## WHAT THE TASK REQUIRES
State how many lines below hold the word "FILTRAR". Give that number and no other text.

*** RECORDS SHOWN ***

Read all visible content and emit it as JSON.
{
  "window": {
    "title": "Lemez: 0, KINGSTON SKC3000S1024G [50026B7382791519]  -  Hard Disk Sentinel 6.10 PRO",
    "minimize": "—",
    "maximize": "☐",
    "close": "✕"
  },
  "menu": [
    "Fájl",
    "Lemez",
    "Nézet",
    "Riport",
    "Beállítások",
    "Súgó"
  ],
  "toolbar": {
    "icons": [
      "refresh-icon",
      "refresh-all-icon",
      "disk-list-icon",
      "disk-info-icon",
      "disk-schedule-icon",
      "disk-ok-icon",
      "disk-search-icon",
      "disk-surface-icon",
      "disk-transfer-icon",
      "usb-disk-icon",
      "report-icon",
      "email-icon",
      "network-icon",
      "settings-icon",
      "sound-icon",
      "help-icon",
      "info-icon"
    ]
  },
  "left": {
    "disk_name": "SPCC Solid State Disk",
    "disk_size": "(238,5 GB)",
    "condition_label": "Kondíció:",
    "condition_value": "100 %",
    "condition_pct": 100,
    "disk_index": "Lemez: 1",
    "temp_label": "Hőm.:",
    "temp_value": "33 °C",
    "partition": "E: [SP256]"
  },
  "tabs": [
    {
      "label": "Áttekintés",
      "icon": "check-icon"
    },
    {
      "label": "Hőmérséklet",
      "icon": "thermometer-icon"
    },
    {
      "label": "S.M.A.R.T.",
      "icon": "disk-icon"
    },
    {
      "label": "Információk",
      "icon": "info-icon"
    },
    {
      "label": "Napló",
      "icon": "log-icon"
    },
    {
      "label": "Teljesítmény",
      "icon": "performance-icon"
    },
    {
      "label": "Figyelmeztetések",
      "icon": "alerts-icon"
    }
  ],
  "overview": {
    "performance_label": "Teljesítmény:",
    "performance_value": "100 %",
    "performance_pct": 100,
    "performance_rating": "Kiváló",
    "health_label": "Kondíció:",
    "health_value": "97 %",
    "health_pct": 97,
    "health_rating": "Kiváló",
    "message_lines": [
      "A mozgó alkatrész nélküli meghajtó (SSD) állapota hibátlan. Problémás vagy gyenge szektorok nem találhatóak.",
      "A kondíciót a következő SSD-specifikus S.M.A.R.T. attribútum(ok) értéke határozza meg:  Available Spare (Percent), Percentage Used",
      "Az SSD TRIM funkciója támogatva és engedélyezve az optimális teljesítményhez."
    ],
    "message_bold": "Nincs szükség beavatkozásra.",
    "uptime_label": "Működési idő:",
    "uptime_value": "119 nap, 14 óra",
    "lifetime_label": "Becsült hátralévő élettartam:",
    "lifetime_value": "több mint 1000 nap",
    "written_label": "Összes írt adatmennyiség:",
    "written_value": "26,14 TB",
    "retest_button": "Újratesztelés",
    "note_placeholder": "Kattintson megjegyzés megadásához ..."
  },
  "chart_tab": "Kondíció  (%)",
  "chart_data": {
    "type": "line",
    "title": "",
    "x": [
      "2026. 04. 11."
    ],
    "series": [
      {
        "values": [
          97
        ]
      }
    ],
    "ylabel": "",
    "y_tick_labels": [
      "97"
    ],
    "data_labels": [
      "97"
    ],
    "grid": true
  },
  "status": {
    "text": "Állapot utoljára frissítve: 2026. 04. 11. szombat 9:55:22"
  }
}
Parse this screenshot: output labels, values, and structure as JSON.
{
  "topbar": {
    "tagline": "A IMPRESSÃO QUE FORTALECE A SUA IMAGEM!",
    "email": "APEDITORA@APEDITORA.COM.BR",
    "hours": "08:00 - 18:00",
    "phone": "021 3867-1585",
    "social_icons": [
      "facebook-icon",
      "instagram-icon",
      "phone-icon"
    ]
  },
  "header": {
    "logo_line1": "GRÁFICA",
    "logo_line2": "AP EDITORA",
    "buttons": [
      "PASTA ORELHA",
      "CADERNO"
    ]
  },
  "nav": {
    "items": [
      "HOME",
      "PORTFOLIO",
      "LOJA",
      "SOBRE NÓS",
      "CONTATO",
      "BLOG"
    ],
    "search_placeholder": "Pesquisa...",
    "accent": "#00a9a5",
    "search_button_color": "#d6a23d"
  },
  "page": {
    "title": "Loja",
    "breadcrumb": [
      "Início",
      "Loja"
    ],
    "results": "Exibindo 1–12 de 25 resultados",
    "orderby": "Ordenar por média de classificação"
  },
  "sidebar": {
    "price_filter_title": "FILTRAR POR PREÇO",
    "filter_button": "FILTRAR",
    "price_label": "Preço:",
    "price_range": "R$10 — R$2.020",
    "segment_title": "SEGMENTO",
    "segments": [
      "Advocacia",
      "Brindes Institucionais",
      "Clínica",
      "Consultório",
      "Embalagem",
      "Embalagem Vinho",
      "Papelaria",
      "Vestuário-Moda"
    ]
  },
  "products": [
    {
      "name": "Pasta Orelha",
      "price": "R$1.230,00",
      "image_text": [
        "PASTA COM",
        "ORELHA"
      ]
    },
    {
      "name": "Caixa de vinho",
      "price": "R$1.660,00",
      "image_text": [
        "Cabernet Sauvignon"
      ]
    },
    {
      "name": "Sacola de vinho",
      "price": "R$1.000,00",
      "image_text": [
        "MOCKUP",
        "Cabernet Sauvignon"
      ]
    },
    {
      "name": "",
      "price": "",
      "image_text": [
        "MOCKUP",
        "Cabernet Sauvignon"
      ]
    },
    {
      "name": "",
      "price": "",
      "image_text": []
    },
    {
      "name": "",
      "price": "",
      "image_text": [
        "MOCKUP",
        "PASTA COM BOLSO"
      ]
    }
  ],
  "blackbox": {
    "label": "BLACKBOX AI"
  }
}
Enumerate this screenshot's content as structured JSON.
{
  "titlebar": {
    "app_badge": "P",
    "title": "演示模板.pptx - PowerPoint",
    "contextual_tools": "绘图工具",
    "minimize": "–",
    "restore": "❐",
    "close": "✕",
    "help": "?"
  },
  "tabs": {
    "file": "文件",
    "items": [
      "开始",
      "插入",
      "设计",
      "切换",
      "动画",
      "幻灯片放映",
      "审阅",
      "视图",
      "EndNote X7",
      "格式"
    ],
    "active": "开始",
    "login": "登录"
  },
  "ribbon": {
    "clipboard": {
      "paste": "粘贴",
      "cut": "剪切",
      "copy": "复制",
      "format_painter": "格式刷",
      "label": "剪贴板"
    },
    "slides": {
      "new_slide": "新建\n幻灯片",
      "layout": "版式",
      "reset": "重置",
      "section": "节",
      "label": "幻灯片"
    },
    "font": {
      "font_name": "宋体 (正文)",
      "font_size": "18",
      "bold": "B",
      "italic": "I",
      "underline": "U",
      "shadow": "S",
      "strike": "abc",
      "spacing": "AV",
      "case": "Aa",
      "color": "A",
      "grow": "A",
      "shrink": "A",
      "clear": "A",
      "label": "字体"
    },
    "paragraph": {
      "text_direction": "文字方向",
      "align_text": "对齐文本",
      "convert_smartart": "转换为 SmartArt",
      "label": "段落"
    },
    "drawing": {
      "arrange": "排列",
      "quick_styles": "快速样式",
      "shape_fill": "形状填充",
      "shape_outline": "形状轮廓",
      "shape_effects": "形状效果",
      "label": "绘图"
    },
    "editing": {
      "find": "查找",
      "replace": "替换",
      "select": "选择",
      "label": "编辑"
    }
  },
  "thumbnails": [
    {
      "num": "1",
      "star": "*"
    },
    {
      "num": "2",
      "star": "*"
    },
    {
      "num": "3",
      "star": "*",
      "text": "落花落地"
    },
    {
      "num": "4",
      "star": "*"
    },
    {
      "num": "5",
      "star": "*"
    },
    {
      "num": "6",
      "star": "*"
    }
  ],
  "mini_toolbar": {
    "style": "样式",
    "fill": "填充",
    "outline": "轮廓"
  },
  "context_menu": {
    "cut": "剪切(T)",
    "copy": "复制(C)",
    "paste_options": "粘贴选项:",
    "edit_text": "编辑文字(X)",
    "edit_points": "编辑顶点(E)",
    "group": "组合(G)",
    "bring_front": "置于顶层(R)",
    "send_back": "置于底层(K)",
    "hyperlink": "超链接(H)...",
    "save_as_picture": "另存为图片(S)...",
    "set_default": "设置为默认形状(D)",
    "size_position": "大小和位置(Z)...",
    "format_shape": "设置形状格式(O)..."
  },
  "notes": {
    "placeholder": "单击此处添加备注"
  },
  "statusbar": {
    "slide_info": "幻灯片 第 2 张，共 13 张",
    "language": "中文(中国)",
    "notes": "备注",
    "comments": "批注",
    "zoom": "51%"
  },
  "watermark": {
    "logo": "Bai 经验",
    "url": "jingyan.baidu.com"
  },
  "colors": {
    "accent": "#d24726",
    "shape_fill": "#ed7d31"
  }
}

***

## SOLUTION FOR THIS EXERCISE
2